All lines in the records below that hold "КОМПАС" are to be shown.

>>

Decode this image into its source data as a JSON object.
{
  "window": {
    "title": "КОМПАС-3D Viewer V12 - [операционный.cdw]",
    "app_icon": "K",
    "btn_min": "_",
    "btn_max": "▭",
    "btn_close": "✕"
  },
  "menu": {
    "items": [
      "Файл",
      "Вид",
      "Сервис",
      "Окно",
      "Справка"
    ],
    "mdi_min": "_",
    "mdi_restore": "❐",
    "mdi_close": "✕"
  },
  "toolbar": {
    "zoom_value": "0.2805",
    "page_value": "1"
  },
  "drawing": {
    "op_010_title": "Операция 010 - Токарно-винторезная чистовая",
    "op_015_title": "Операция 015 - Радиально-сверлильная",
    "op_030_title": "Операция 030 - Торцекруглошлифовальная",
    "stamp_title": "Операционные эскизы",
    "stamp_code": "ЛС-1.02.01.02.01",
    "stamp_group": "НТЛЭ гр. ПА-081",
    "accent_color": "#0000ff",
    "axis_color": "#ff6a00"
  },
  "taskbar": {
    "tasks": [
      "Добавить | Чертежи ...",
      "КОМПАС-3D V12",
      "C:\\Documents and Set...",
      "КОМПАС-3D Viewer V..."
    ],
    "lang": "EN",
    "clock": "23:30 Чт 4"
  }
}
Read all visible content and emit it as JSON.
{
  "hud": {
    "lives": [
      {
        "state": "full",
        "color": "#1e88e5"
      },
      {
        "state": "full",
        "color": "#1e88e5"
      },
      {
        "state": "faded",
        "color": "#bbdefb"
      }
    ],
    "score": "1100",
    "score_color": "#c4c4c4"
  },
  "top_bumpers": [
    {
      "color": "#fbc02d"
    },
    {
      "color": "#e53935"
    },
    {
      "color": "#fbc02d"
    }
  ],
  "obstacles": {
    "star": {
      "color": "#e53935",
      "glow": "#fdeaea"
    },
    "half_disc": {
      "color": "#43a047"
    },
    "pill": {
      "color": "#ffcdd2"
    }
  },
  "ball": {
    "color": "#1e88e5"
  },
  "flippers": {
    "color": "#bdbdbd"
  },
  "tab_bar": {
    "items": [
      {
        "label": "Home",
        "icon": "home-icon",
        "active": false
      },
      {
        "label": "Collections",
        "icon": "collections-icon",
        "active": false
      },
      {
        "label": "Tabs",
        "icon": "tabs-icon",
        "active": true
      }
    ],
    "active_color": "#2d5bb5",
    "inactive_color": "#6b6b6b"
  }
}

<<

> **EXERCISE SOLUTION**:
    "title": "КОМПАС-3D Viewer V12 - [операционный.cdw]",
      "КОМПАС-3D V12",
      "КОМПАС-3D Viewer V..."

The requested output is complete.